Records for the exercise —
- - -

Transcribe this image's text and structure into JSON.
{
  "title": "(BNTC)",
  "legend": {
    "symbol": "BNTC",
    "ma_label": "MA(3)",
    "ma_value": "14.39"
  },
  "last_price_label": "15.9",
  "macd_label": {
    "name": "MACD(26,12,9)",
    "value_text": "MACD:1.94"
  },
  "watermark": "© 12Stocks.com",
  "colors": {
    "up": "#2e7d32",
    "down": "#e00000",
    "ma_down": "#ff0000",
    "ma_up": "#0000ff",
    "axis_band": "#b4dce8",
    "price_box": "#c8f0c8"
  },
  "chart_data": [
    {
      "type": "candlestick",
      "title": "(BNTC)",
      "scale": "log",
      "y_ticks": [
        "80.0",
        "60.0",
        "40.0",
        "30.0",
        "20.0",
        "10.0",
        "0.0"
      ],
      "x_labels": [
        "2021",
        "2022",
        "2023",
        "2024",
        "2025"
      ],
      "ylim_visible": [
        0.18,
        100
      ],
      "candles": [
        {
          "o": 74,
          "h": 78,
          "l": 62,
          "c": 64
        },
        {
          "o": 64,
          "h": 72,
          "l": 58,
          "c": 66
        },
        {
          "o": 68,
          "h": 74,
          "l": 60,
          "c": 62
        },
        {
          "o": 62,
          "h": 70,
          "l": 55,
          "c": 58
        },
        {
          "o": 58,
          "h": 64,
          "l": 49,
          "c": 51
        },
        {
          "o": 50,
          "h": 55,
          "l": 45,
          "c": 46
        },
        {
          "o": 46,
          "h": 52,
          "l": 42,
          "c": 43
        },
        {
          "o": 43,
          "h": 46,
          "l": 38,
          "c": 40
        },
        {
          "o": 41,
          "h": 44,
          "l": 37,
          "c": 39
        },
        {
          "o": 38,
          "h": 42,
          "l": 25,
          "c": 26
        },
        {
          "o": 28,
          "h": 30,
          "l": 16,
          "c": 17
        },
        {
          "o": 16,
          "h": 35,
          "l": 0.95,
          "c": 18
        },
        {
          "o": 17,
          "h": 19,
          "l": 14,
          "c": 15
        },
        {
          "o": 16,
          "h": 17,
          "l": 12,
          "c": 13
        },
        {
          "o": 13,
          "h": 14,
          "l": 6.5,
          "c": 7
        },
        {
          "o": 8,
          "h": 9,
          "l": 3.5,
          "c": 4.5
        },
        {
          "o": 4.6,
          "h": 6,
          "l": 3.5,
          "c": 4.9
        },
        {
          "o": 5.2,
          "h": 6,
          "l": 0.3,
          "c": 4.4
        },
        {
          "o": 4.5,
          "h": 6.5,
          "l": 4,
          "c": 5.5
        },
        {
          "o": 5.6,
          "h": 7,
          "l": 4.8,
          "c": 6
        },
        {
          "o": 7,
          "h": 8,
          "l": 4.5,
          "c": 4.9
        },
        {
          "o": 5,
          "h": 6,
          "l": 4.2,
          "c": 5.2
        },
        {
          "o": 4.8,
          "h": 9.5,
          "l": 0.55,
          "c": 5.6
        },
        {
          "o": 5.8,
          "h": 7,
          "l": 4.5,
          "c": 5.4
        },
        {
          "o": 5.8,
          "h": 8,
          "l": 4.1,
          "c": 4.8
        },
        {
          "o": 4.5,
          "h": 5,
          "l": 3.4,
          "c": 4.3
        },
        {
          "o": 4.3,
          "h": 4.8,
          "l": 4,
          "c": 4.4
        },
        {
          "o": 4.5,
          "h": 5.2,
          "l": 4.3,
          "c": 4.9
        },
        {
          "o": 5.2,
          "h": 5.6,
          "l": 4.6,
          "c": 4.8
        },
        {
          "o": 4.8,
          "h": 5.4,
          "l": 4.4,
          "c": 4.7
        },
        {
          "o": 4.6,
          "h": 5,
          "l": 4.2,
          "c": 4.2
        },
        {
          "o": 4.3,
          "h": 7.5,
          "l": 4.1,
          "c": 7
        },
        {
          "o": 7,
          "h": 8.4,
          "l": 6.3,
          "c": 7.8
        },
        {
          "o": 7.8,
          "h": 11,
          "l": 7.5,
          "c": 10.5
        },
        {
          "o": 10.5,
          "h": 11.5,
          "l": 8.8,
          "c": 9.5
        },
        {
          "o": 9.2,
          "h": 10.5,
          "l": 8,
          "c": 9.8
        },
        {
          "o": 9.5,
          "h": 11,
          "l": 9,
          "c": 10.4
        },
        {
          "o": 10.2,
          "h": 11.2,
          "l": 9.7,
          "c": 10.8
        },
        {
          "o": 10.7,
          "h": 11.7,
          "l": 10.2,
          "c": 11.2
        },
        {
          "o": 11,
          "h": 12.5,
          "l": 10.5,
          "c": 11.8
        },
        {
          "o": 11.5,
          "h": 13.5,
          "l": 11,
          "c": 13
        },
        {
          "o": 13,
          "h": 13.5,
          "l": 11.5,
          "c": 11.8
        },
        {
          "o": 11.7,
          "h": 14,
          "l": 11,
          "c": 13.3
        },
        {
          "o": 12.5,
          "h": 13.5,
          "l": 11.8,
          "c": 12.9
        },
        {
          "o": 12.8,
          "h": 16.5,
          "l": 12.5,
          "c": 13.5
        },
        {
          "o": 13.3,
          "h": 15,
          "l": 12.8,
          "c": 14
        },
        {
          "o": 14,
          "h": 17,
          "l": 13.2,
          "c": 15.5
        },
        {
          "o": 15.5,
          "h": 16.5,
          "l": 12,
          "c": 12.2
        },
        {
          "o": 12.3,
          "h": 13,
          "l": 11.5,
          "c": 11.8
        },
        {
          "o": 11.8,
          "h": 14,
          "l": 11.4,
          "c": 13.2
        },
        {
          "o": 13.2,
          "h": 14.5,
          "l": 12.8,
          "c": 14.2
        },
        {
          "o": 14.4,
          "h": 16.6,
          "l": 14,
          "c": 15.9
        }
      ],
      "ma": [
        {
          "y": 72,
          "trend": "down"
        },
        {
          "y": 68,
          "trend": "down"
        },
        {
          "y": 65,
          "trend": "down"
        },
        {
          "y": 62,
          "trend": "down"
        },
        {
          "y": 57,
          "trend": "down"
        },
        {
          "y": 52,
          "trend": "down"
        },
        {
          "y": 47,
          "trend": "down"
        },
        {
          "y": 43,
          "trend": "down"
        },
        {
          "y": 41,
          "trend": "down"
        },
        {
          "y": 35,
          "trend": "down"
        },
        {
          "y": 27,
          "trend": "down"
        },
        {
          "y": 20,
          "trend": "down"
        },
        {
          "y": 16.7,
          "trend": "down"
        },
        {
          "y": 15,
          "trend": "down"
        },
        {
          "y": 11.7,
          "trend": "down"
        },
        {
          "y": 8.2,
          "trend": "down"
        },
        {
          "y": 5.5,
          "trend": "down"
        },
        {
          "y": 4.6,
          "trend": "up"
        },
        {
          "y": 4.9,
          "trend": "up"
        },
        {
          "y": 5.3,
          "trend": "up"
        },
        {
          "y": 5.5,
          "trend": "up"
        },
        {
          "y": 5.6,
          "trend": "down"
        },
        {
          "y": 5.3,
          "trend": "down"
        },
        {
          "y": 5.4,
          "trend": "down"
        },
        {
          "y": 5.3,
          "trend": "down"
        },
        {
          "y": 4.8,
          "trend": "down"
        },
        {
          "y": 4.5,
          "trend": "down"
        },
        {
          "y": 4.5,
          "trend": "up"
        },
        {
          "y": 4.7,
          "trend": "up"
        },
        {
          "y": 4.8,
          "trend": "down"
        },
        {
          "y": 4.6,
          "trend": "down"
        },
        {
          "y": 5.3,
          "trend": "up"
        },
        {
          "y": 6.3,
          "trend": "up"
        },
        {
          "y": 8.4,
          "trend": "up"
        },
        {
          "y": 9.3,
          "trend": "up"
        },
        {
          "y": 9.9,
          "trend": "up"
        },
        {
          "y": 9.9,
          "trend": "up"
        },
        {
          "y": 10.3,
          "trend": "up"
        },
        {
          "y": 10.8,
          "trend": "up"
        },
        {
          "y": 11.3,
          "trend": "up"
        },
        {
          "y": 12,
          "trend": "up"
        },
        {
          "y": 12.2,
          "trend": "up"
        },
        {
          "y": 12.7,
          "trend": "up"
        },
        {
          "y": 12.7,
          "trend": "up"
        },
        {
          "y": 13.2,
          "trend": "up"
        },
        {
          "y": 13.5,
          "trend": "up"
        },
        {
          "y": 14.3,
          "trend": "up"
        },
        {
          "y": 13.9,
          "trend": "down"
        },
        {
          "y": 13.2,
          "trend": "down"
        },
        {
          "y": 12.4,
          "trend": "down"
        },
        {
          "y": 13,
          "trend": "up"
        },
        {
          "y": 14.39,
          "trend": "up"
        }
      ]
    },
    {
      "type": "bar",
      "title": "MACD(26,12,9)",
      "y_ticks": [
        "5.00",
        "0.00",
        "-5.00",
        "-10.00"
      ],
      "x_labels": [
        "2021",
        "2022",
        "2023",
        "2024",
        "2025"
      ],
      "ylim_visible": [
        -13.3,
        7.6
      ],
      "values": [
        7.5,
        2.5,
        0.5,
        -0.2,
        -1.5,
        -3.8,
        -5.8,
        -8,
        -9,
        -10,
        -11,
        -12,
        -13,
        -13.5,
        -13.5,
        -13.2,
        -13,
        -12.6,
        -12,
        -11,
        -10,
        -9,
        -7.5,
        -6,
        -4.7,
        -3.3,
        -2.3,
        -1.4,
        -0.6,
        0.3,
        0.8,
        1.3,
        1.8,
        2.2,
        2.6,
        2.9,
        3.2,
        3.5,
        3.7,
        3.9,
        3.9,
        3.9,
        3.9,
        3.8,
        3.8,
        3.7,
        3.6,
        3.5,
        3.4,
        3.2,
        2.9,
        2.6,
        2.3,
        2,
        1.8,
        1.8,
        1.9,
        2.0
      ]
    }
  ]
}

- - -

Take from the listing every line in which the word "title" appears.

  "title": "(BNTC)",
      "title": "(BNTC)",
      "title": "MACD(26,12,9)",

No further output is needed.